“We could have easily done 500 restaurants,” Hovav says, noting that the next step is to add Arab and Bedouin eateries.
He writes in the foreword, “We are people from more that 60 ethnicities living in a tiny country, and each and every one of us is certain that his or her grandma’s cholent” — or for that matter tbit or hamin or whatever your Saturdaystew is called — “is far better than everyone else’s. And you know what? That is what makes us unique. And delicious.”
To download the free e-book “Israel’s Top 100 Ethnic Restaurants” visit worldjewishheritage.com.
The following recipe is courtesy of Hovav.
CHIRSHI (Spicy Tripolitan Pumpkin Paste)
Chirshi is a well-seasoned Libyan pumpkin paste traditionally served as an appetizer accompanied by thick slices of simple challah bread. The secret of this dish is to maintain the incandescence of the pumpkin by avoiding overcooking or overseasoning it — but seasoning should nonetheless be applied generously to the dish, as we are ardent supporters of dominant flavors. Therefore, although normal quantities in Israeli cuisine are of rather flexible nature (for Israelis are notoriously disobedient), it is important to strictly follow the quantities and preparation instructions provided in this recipe.

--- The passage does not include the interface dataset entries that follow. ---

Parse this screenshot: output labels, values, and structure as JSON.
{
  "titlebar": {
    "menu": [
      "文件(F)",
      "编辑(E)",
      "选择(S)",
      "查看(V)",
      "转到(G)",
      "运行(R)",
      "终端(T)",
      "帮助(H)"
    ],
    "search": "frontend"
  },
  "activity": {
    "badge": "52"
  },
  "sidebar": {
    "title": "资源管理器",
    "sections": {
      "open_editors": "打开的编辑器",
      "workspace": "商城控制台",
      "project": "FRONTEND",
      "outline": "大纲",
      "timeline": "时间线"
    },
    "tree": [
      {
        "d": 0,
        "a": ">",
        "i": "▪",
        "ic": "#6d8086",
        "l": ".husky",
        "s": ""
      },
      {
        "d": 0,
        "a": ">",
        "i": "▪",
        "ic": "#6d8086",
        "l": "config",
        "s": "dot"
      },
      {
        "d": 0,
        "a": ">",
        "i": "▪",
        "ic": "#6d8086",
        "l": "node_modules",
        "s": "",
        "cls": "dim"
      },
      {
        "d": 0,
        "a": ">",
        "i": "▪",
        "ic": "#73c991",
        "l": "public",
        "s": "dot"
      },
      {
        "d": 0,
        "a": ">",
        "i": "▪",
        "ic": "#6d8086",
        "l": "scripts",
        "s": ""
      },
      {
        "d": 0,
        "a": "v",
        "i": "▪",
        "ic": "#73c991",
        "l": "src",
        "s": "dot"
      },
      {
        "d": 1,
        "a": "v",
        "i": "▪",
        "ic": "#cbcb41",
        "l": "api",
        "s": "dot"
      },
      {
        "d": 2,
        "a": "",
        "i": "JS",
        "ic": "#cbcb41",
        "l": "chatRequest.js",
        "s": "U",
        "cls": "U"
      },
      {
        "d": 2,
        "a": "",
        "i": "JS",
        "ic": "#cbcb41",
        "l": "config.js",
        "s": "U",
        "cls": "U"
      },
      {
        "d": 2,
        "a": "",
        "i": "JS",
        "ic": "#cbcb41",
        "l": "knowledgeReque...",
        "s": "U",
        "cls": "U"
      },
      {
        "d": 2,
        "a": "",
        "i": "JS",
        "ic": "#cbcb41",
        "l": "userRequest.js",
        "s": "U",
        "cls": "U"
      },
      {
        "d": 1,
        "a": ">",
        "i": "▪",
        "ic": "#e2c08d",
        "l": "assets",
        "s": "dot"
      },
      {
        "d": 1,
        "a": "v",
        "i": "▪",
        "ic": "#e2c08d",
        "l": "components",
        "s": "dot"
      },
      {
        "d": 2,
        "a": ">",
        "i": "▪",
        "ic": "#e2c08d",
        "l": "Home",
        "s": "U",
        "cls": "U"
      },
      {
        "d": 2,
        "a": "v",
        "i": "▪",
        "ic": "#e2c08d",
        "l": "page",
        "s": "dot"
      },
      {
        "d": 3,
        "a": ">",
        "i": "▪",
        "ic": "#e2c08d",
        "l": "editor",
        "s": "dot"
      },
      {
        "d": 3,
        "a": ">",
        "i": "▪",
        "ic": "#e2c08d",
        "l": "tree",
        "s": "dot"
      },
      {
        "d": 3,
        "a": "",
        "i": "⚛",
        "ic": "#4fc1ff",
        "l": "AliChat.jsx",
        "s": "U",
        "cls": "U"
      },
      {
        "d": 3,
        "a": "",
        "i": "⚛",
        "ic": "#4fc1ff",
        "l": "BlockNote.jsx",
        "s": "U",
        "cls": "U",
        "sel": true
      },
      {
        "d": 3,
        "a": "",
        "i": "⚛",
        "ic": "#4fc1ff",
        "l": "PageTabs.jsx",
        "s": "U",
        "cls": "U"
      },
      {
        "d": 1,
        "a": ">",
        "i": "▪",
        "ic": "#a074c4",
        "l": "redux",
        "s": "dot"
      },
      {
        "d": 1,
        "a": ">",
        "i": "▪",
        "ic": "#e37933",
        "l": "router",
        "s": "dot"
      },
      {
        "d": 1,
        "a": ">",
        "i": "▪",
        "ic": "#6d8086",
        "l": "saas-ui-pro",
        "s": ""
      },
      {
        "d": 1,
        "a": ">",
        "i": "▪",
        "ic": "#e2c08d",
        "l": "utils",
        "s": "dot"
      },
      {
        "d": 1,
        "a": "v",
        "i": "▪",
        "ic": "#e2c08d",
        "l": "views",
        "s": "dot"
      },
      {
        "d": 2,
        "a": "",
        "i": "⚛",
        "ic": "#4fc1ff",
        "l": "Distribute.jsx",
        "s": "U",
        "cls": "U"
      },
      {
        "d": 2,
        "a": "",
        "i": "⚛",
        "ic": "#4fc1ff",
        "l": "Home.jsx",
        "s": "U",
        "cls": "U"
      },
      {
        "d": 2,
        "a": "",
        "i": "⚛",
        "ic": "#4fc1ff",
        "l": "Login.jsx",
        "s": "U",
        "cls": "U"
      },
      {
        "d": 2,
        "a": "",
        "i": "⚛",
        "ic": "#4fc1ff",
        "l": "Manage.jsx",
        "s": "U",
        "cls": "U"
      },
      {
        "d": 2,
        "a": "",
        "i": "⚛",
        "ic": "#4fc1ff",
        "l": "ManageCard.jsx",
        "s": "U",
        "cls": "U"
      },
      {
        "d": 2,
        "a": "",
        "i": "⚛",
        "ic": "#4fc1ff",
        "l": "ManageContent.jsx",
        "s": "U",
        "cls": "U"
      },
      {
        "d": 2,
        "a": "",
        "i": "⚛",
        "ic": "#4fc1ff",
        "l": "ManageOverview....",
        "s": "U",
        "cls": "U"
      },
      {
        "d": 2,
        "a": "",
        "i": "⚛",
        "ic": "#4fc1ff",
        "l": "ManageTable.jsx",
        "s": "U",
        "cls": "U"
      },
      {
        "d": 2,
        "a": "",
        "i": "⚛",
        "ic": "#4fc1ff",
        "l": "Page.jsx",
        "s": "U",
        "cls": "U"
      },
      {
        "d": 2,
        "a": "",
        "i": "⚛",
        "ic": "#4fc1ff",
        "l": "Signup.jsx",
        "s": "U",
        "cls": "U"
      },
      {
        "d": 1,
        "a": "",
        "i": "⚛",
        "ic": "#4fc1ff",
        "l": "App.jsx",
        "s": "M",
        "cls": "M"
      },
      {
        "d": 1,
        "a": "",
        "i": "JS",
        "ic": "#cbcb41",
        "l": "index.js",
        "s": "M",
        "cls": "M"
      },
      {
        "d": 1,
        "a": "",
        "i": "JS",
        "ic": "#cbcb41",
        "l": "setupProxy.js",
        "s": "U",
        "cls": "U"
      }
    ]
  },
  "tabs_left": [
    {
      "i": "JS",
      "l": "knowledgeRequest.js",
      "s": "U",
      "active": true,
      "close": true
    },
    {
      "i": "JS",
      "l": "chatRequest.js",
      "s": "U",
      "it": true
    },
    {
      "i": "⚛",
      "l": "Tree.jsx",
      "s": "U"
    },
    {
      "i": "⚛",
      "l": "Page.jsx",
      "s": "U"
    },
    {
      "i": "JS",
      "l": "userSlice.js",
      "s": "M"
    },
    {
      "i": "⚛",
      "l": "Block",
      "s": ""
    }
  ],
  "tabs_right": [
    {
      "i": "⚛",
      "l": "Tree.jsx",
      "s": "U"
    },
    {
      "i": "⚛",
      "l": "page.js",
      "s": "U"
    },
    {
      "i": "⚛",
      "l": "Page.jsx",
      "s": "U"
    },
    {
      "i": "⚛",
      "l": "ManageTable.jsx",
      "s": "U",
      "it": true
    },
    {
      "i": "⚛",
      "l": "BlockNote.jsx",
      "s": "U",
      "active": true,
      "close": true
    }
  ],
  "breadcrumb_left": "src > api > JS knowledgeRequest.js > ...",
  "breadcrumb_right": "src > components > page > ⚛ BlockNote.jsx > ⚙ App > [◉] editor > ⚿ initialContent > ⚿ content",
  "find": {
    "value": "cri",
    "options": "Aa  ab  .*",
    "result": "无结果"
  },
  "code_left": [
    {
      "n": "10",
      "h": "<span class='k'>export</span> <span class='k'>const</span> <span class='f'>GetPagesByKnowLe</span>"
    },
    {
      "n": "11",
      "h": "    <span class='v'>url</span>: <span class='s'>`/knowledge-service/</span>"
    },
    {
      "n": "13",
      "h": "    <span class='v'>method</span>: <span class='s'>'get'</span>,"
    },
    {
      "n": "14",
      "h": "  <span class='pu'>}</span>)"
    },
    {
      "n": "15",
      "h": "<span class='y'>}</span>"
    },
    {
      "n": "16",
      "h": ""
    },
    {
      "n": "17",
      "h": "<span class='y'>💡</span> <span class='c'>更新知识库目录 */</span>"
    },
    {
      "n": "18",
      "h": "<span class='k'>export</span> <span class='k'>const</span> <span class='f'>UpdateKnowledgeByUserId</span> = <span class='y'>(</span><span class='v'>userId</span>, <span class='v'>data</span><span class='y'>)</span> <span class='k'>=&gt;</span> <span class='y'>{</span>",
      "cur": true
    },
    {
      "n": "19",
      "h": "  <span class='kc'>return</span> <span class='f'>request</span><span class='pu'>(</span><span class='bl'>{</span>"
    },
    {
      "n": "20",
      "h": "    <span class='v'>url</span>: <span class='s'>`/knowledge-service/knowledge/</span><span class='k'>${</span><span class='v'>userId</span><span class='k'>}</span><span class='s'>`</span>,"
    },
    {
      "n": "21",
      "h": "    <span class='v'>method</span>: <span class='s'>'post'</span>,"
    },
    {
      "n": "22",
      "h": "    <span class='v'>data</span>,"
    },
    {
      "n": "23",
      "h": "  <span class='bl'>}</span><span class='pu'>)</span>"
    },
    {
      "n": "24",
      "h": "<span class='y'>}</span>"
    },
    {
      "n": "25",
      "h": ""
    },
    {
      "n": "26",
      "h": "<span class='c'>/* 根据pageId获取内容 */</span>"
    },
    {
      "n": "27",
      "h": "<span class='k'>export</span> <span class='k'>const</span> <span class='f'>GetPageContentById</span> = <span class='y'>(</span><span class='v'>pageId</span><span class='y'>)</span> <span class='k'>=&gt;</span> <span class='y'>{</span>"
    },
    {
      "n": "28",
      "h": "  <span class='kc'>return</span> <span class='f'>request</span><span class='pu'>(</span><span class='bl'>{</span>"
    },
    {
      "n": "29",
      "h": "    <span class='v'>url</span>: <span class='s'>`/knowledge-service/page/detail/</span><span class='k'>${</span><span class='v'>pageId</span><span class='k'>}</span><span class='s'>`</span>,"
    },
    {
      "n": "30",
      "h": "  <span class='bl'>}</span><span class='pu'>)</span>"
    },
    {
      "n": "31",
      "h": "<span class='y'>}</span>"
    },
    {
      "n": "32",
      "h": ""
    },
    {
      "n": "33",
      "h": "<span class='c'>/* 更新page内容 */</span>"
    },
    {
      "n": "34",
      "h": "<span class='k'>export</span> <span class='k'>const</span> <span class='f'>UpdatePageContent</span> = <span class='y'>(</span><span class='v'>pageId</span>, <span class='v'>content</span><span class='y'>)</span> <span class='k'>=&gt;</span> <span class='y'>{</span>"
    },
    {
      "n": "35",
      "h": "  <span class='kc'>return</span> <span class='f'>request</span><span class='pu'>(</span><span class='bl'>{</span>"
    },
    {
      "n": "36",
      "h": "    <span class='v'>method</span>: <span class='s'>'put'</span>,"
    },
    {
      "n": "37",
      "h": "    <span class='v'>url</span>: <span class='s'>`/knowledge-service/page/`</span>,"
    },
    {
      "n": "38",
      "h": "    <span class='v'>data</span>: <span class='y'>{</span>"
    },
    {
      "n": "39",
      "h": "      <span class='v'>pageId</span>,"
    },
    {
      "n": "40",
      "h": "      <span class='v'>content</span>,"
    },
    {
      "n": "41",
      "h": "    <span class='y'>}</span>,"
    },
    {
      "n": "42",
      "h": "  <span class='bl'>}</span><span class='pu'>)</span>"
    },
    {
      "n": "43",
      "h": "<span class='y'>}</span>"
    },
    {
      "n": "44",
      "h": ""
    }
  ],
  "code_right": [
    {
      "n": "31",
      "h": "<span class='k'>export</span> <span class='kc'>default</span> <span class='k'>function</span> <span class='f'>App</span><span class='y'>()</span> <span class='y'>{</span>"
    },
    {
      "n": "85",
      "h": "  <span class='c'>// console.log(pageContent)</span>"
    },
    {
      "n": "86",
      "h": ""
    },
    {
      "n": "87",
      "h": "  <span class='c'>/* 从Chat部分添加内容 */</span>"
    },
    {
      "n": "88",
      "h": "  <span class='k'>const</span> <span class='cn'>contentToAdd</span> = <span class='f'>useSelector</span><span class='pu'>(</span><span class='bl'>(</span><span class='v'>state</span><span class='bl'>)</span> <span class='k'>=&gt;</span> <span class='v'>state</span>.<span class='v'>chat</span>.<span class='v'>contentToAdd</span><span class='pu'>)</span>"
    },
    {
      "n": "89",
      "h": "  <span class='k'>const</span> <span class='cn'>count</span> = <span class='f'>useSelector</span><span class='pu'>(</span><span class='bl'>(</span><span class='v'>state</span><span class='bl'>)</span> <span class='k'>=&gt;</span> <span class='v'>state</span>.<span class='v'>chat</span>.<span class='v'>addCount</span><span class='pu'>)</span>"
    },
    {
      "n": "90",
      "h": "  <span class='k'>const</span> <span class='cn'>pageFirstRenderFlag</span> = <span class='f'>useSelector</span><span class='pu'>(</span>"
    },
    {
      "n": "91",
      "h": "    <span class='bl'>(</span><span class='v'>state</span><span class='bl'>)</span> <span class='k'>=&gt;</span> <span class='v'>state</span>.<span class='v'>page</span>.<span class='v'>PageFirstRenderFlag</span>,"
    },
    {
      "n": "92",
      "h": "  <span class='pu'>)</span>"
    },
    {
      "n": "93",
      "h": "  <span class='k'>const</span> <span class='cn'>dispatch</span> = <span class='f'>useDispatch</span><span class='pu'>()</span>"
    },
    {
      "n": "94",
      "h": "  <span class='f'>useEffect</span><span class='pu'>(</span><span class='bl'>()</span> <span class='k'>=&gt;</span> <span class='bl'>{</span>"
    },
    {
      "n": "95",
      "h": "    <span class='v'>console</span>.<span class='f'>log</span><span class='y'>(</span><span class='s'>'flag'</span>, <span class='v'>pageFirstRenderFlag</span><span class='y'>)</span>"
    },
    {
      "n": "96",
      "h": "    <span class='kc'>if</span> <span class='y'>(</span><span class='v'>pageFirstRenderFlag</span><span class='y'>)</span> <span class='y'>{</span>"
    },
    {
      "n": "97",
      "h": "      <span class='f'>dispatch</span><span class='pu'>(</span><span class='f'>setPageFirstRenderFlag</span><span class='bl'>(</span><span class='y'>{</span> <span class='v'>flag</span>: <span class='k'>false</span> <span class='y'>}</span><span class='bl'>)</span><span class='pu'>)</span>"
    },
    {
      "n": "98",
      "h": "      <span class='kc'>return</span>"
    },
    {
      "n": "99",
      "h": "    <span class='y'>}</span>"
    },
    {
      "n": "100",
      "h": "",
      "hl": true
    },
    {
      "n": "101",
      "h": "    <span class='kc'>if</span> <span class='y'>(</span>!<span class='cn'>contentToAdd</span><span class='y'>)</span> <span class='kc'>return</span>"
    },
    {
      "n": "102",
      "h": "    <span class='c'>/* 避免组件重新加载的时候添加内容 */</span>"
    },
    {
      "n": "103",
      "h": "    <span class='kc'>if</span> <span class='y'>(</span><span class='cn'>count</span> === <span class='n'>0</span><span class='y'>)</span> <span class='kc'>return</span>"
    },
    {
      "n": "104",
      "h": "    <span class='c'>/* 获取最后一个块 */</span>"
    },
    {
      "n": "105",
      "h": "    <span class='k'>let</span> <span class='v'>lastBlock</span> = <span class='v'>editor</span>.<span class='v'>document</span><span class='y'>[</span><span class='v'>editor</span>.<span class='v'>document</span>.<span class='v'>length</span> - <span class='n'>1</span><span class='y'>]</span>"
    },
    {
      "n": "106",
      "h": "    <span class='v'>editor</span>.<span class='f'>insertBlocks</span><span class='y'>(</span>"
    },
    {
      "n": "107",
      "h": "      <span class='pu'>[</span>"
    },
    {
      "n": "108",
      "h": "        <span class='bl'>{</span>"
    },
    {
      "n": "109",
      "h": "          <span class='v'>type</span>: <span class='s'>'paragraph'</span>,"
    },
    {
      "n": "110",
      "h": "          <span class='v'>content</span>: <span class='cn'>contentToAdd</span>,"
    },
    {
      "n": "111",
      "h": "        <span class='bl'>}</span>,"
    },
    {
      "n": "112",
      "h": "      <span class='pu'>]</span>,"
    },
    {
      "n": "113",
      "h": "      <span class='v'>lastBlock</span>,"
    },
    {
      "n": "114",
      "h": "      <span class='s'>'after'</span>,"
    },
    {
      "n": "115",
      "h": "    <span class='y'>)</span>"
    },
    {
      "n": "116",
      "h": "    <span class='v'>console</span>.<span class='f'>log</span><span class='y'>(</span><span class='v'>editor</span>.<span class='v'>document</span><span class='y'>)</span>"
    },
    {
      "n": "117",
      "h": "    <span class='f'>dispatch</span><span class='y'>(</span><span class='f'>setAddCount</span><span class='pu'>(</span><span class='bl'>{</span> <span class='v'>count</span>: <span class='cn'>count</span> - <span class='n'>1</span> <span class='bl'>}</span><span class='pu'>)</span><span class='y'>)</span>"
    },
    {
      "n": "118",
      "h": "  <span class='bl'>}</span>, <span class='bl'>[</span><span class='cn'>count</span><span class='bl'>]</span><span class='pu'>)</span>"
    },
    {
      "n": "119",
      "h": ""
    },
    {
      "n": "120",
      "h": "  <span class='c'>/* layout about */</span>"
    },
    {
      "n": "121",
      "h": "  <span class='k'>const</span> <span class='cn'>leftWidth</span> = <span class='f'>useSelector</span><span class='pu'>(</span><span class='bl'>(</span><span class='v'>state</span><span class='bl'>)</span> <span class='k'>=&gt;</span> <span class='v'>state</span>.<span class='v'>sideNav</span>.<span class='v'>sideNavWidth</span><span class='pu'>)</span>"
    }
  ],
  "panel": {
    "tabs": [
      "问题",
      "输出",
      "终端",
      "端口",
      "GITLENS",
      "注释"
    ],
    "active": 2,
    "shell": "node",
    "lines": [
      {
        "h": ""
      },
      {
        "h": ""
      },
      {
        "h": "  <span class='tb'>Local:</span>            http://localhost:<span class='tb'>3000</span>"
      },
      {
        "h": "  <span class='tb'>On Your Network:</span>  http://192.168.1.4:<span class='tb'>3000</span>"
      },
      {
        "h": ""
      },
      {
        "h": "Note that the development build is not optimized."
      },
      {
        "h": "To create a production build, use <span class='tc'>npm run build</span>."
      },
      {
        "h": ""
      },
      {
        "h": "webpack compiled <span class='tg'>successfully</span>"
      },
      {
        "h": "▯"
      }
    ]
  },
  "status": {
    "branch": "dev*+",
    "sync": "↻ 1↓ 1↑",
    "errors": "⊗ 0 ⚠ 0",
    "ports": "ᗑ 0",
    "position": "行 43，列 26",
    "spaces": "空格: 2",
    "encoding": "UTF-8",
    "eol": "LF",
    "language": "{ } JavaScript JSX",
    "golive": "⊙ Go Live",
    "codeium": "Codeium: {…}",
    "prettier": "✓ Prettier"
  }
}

3 cups fresh pumpkin, diced
1 sweet potato, peeled and chopped
3 carrots, peeled and chopped
4 garlic cloves, finely chopped
1 tablespoon hot paprika
2 tablespoons ground caraway seeds (necessary!!)
Juice squeezed from one lemon
6 tablespoons olive oil
1. Cook pumpkin, sweet potato and carrots in boiling water until carrots are soft and let rest in the colander to rid of any excess water.
2. Roughly mash the vegetables using a fork (not a food processor!) together with the remaining ingredients. Leave a few chunks.
3. Taste and adjust seasoning.
4. Serve hot or cold with plenty of fresh bread.